HOW TO COMPLETE THIS TASK » Working through the lines below, return each one that holds "star".

§

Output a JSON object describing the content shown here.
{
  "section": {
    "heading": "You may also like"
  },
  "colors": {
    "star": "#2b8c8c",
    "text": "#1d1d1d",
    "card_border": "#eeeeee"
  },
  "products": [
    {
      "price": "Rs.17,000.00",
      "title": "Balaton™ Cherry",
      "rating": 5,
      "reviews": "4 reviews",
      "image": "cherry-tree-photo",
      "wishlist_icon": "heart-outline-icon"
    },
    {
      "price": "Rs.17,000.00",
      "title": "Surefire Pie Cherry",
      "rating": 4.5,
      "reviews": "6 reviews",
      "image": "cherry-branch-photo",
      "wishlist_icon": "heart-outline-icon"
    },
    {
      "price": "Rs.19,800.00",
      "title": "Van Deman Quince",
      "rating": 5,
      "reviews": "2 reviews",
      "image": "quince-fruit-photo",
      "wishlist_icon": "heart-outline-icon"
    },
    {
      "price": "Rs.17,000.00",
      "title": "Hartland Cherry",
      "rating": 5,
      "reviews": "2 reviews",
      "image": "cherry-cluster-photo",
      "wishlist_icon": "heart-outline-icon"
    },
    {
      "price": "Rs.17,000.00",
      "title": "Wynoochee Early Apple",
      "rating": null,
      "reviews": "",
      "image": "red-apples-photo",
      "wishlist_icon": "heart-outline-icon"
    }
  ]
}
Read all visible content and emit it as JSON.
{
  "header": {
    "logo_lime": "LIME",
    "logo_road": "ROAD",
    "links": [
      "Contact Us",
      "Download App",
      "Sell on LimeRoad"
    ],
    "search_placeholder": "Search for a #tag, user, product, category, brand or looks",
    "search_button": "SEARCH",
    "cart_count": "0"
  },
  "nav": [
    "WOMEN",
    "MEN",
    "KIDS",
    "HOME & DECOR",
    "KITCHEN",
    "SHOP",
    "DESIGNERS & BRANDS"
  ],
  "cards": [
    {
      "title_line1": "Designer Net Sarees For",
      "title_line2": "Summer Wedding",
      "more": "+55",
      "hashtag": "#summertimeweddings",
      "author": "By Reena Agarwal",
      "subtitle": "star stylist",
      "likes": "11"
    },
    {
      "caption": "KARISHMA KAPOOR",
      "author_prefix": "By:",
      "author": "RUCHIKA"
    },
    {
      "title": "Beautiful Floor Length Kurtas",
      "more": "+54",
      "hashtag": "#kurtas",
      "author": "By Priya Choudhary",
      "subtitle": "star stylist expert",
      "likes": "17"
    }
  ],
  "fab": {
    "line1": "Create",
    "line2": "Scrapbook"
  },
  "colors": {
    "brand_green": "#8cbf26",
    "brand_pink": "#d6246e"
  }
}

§

RESPONSE BELOW »
    "star": "#2b8c8c",
      "subtitle": "star stylist",
      "subtitle": "star stylist expert",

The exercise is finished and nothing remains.